Moss' introduction to the three singers had occurred a year or so earlier during a package tour of the states. Moss was with fellow Canadian Maynard Ferguson's band and one day on the bus happened to be sitting next to Ross. Moss was scat singing to herself.

"Gee, I didn't know you did that," said Ross to Moss. "Oh, sure," replied Moss. Scatting and "running the changes" being part and parcel of the trio's attack, Moss got the call to sub for Ross a few months later.

Moss, currently with Armen Donelian at the piano and Steve Novosel on bass, opened Tuesday at Cates, where she'll be performing until Oct. 19. Jon Hendricks, who had just finished his three-week booking there on Saturday, stayed over to catch Moss' opening.

"He called to let me know how to turn off the smoke alarm and to tell me they left all kinds of goodies in the fridge in the apartment where Cates lodges its performers ," says Moss. "It's like a family with somebody going away and somebody else coming in and that's what it was like when I was with Dave Lambert and Jon Hendricks, like a family."

The first time Moss sang with Hendricks and the late Dave Lambert was at Washington's Howard Theater, and she remembers it well.

"You have to understand that I was a young girl and I was trying to learn something that had a million lyrics," she says. "Jon and Dave only gave me the tape the day before, and they'd say, 'Everything's going to be fine -- you're a musician and you'll just climb into it.' When I was on stage the memory of the lyrics was as clear as a bell, and when I came off I would forget them."

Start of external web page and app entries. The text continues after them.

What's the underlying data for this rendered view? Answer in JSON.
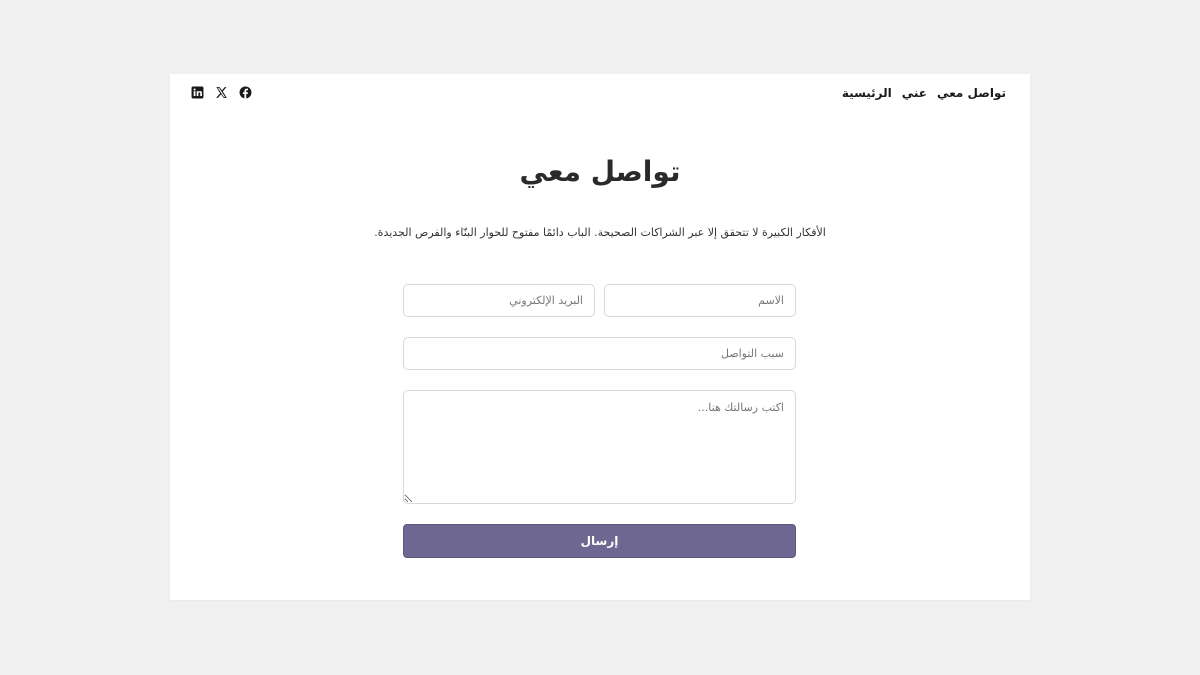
{
  "nav": {
    "items": [
      {
        "label": "الرئيسية"
      },
      {
        "label": "عني"
      },
      {
        "label": "تواصل معي"
      }
    ]
  },
  "social": [
    {
      "icon": "facebook-icon"
    },
    {
      "icon": "x-icon"
    },
    {
      "icon": "linkedin-icon"
    }
  ],
  "header": {
    "title": "تواصل معي",
    "subtitle": "الأفكار الكبيرة لا تتحقق إلا عبر الشراكات الصحيحة. الباب دائمًا مفتوح للحوار البنّاء والفرص الجديدة."
  },
  "form": {
    "name_placeholder": "الاسم",
    "email_placeholder": "البريد الإلكتروني",
    "reason_placeholder": "سبب التواصل",
    "message_placeholder": "اكتب رسالتك هنا...",
    "submit_label": "إرسال"
  },
  "colors": {
    "background": "#f0f0f0",
    "card": "#ffffff",
    "button": "#6e6791",
    "text": "#222222"
  }
}
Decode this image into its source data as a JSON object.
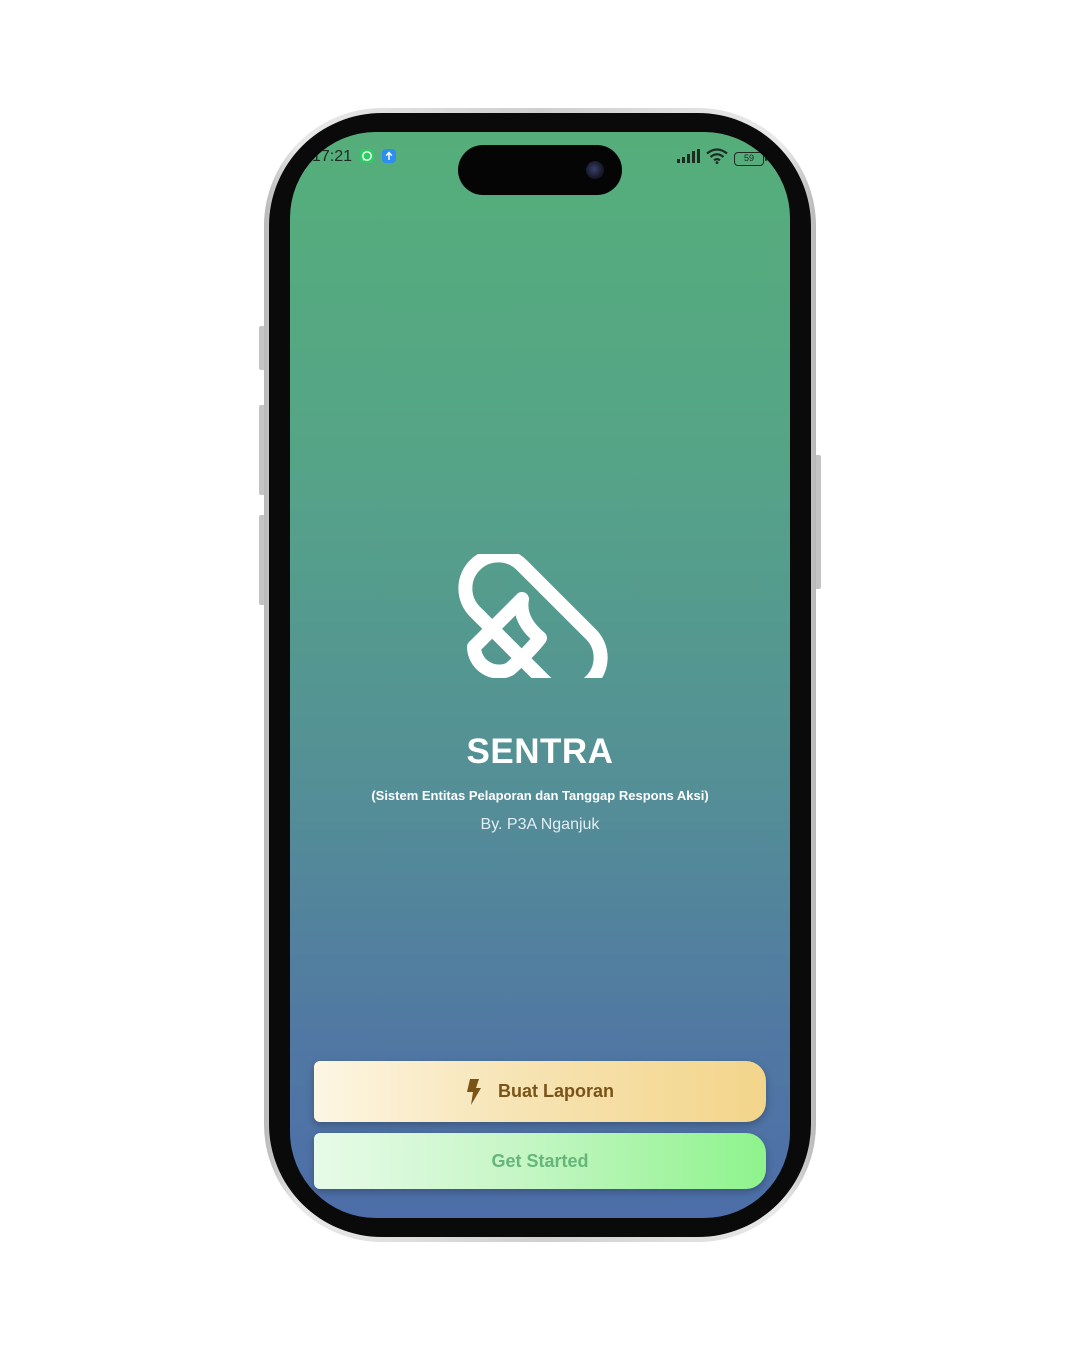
{
  "status_bar": {
    "time": "17:21",
    "battery": "59",
    "notifications": [
      "whatsapp-icon",
      "upload-icon"
    ],
    "indicators": [
      "signal-icon",
      "wifi-icon",
      "battery-icon"
    ]
  },
  "app": {
    "title": "SENTRA",
    "subtitle": "(Sistem Entitas Pelaporan dan Tanggap Respons Aksi)",
    "byline": "By. P3A Nganjuk",
    "logo_icon": "sentra-logo-icon"
  },
  "actions": {
    "report_label": "Buat Laporan",
    "report_icon": "lightning-bolt-icon",
    "start_label": "Get Started"
  },
  "colors": {
    "gradient_top": "#55ae7a",
    "gradient_bottom": "#4d6ea9",
    "report_button": "#f3d58a",
    "start_button": "#8ef38c"
  }
}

A versatile vocalist who has worked in the context of big and medium-sized bands, small combos and even symphonies, Moss is busy these days with nightclub work, clinics and concerts on college campuses, and private students in her New York studio. Boasting a four-octave vocal range, she has recorded with many groups during the past quarter century. But Stash Records was the first to release an album under her own name: 1981's "Don't You Know Me?" She has a new album due early next year.

Moss, who was raised in Toronto, was introduced to jazz while sitting on the stairs in her pajamas listening when her older brother put his Nat (King) Cole and Jazz at the Philharmonic records on the turntable. She got her early vocal training -- "from when I was a little girl up to my teens" -- singing in church.

"Count Basie once asked me, 'Where did you get that vocal flexibility?' I said, 'Have you ever heard Gregorian chant?' That's what I was singing in the St. Helen's choir.

"Students come to me and say, 'Will you teach me to scat?' And I say, 'I can't teach you to scat. I could teach you physically, but if you don't have the ears, you just can't, period.' There's a lot of singers that are scatting that I feel like putting my fingers over my ears and walking out of the room.

"I do not object to being an individualist as a vocalist, it's my thing. What I object to is that these young people forget that they can use the lyric as well and just sing beautiful melodies. Instead, they sometimes take them and twist them around into a mass of noise. That's why, when I heard fellow Canadian Jane Siberry, I liked her voice very much and I thought she did some really interesting things. She kept my attention and my attention is very hard to keep."